→ **Exercise details**: Every single entry needs to appear again exactly as given.
Content starts
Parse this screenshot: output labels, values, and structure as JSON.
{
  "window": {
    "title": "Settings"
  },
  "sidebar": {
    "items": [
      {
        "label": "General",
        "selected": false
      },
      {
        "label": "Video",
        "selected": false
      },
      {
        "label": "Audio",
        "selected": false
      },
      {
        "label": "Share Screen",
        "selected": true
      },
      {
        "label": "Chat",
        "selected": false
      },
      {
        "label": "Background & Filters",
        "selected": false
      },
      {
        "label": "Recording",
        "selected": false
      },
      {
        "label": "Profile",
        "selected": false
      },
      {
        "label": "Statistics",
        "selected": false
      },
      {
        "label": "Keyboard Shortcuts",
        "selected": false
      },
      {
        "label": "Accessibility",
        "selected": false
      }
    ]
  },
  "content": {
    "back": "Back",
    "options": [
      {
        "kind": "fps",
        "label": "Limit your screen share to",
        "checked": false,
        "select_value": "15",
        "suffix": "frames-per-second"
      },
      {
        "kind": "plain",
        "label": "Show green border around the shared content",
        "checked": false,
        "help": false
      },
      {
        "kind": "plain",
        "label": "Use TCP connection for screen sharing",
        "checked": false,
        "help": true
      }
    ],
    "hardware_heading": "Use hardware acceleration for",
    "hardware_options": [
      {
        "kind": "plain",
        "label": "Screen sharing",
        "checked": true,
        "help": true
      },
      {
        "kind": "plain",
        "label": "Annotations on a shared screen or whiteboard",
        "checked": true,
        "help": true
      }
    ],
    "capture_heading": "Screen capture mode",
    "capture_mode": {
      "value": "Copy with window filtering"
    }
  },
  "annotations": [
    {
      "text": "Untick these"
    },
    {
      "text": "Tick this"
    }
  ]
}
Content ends
→ **Solution to this problem**:
Parse this screenshot: output labels, values, and structure as JSON.
{
  "window": {
    "title": "Settings"
  },
  "sidebar": {
    "items": [
      {
        "label": "General",
        "selected": false
      },
      {
        "label": "Video",
        "selected": false
      },
      {
        "label": "Audio",
        "selected": false
      },
      {
        "label": "Share Screen",
        "selected": true
      },
      {
        "label": "Chat",
        "selected": false
      },
      {
        "label": "Background & Filters",
        "selected": false
      },
      {
        "label": "Recording",
        "selected": false
      },
      {
        "label": "Profile",
        "selected": false
      },
      {
        "label": "Statistics",
        "selected": false
      },
      {
        "label": "Keyboard Shortcuts",
        "selected": false
      },
      {
        "label": "Accessibility",
        "selected": false
      }
    ]
  },
  "content": {
    "back": "Back",
    "options": [
      {
        "kind": "fps",
        "label": "Limit your screen share to",
        "checked": false,
        "select_value": "15",
        "suffix": "frames-per-second"
      },
      {
        "kind": "plain",
        "label": "Show green border around the shared content",
        "checked": false,
        "help": false
      },
      {
        "kind": "plain",
        "label": "Use TCP connection for screen sharing",
        "checked": false,
        "help": true
      }
    ],
    "hardware_heading": "Use hardware acceleration for",
    "hardware_options": [
      {
        "kind": "plain",
        "label": "Screen sharing",
        "checked": true,
        "help": true
      },
      {
        "kind": "plain",
        "label": "Annotations on a shared screen or whiteboard",
        "checked": true,
        "help": true
      }
    ],
    "capture_heading": "Screen capture mode",
    "capture_mode": {
      "value": "Copy with window filtering"
    }
  },
  "annotations": [
    {
      "text": "Untick these"
    },
    {
      "text": "Tick this"
    }
  ]
}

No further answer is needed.